(Entries from a dataset of interfaces)
+++

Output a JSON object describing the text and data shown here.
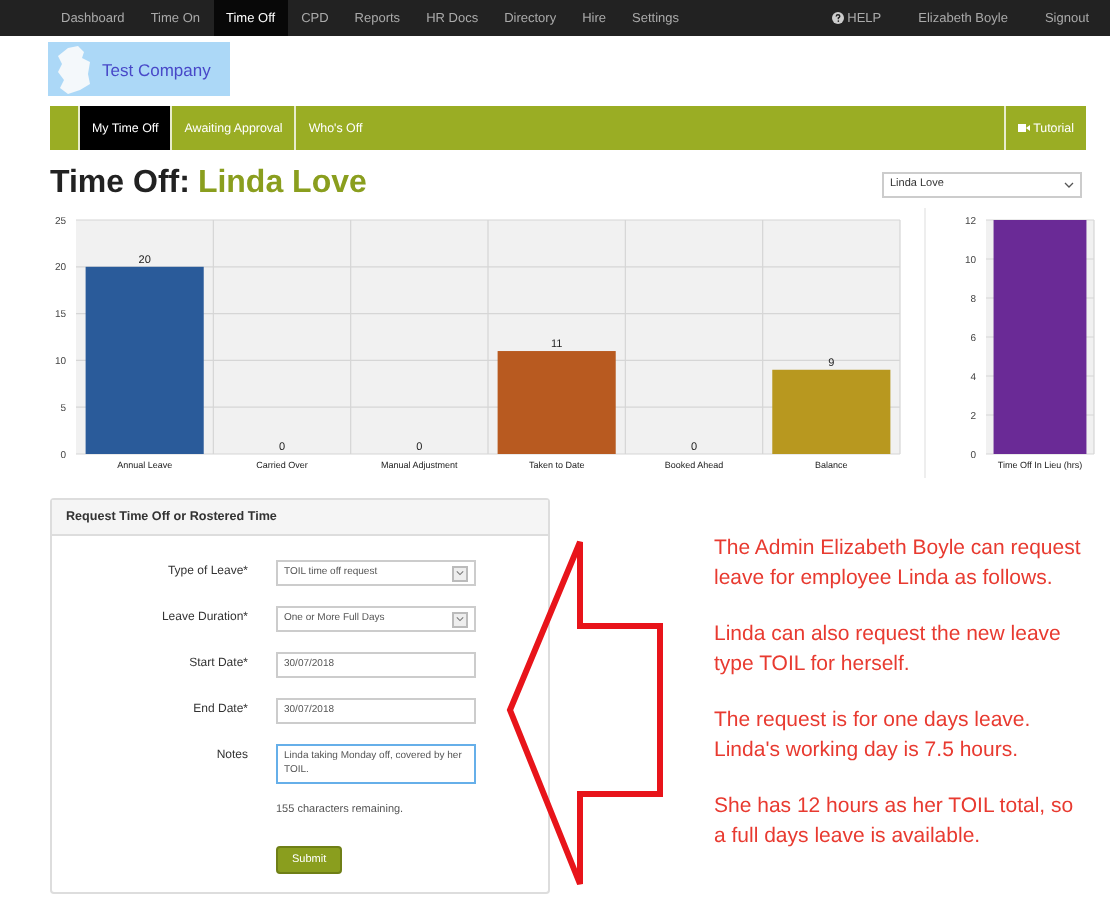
{
  "nav": {
    "items": [
      {
        "label": "Dashboard",
        "selected": false
      },
      {
        "label": "Time On",
        "selected": false
      },
      {
        "label": "Time Off",
        "selected": true
      },
      {
        "label": "CPD",
        "selected": false
      },
      {
        "label": "Reports",
        "selected": false
      },
      {
        "label": "HR Docs",
        "selected": false
      },
      {
        "label": "Directory",
        "selected": false
      },
      {
        "label": "Hire",
        "selected": false
      },
      {
        "label": "Settings",
        "selected": false
      }
    ],
    "help": "HELP",
    "user": "Elizabeth Boyle",
    "signout": "Signout"
  },
  "logo": {
    "company": "Test Company"
  },
  "tabs": [
    {
      "label": "My Time Off",
      "selected": true
    },
    {
      "label": "Awaiting Approval",
      "selected": false
    },
    {
      "label": "Who's Off",
      "selected": false
    }
  ],
  "tutorial": "Tutorial",
  "heading": {
    "label": "Time Off:",
    "name": "Linda Love"
  },
  "employee_select": {
    "value": "Linda Love"
  },
  "charts": [
    {
      "chart_data": {
        "type": "bar",
        "categories": [
          "Annual Leave",
          "Carried Over",
          "Manual Adjustment",
          "Taken to Date",
          "Booked Ahead",
          "Balance"
        ],
        "values": [
          20,
          0,
          0,
          11,
          0,
          9
        ],
        "colors": [
          "#2a5b9a",
          null,
          null,
          "#b85a20",
          null,
          "#b8981f"
        ],
        "grid": true,
        "ylim": [
          0,
          25
        ],
        "yticks": [
          0,
          5,
          10,
          15,
          20,
          25
        ],
        "data_labels": true
      }
    },
    {
      "chart_data": {
        "type": "bar",
        "categories": [
          "Time Off In Lieu (hrs)"
        ],
        "values": [
          12
        ],
        "colors": [
          "#6a2a96"
        ],
        "grid": true,
        "ylim": [
          0,
          12
        ],
        "yticks": [
          0,
          2,
          4,
          6,
          8,
          10,
          12
        ]
      }
    }
  ],
  "form": {
    "title": "Request Time Off or Rostered Time",
    "fields": [
      {
        "kind": "select",
        "label": "Type of Leave*",
        "value": "TOIL time off request"
      },
      {
        "kind": "select",
        "label": "Leave Duration*",
        "value": "One or More Full Days"
      },
      {
        "kind": "input",
        "label": "Start Date*",
        "value": "30/07/2018"
      },
      {
        "kind": "input",
        "label": "End Date*",
        "value": "30/07/2018"
      },
      {
        "kind": "textarea",
        "label": "Notes",
        "value": "Linda taking Monday off, covered by her TOIL."
      }
    ],
    "remaining": "155 characters remaining.",
    "submit": "Submit"
  },
  "annotation": [
    "The Admin Elizabeth Boyle can request leave for employee Linda as follows.",
    "Linda can also request the new leave type TOIL for herself.",
    "The request is for one days leave. Linda's working day is 7.5 hours.",
    "She has 12 hours as her TOIL total, so a full days leave is available."
  ]
}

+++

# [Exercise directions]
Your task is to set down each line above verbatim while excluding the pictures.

# [Exercise output]
Output a JSON object describing the text and data shown here.
{
  "nav": {
    "items": [
      {
        "label": "Dashboard",
        "selected": false
      },
      {
        "label": "Time On",
        "selected": false
      },
      {
        "label": "Time Off",
        "selected": true
      },
      {
        "label": "CPD",
        "selected": false
      },
      {
        "label": "Reports",
        "selected": false
      },
      {
        "label": "HR Docs",
        "selected": false
      },
      {
        "label": "Directory",
        "selected": false
      },
      {
        "label": "Hire",
        "selected": false
      },
      {
        "label": "Settings",
        "selected": false
      }
    ],
    "help": "HELP",
    "user": "Elizabeth Boyle",
    "signout": "Signout"
  },
  "logo": {
    "company": "Test Company"
  },
  "tabs": [
    {
      "label": "My Time Off",
      "selected": true
    },
    {
      "label": "Awaiting Approval",
      "selected": false
    },
    {
      "label": "Who's Off",
      "selected": false
    }
  ],
  "tutorial": "Tutorial",
  "heading": {
    "label": "Time Off:",
    "name": "Linda Love"
  },
  "employee_select": {
    "value": "Linda Love"
  },
  "charts": [
    {
      "chart_data": {
        "type": "bar",
        "categories": [
          "Annual Leave",
          "Carried Over",
          "Manual Adjustment",
          "Taken to Date",
          "Booked Ahead",
          "Balance"
        ],
        "values": [
          20,
          0,
          0,
          11,
          0,
          9
        ],
        "colors": [
          "#2a5b9a",
          null,
          null,
          "#b85a20",
          null,
          "#b8981f"
        ],
        "grid": true,
        "ylim": [
          0,
          25
        ],
        "yticks": [
          0,
          5,
          10,
          15,
          20,
          25
        ],
        "data_labels": true
      }
    },
    {
      "chart_data": {
        "type": "bar",
        "categories": [
          "Time Off In Lieu (hrs)"
        ],
        "values": [
          12
        ],
        "colors": [
          "#6a2a96"
        ],
        "grid": true,
        "ylim": [
          0,
          12
        ],
        "yticks": [
          0,
          2,
          4,
          6,
          8,
          10,
          12
        ]
      }
    }
  ],
  "form": {
    "title": "Request Time Off or Rostered Time",
    "fields": [
      {
        "kind": "select",
        "label": "Type of Leave*",
        "value": "TOIL time off request"
      },
      {
        "kind": "select",
        "label": "Leave Duration*",
        "value": "One or More Full Days"
      },
      {
        "kind": "input",
        "label": "Start Date*",
        "value": "30/07/2018"
      },
      {
        "kind": "input",
        "label": "End Date*",
        "value": "30/07/2018"
      },
      {
        "kind": "textarea",
        "label": "Notes",
        "value": "Linda taking Monday off, covered by her TOIL."
      }
    ],
    "remaining": "155 characters remaining.",
    "submit": "Submit"
  },
  "annotation": [
    "The Admin Elizabeth Boyle can request leave for employee Linda as follows.",
    "Linda can also request the new leave type TOIL for herself.",
    "The request is for one days leave. Linda's working day is 7.5 hours.",
    "She has 12 hours as her TOIL total, so a full days leave is available."
  ]
}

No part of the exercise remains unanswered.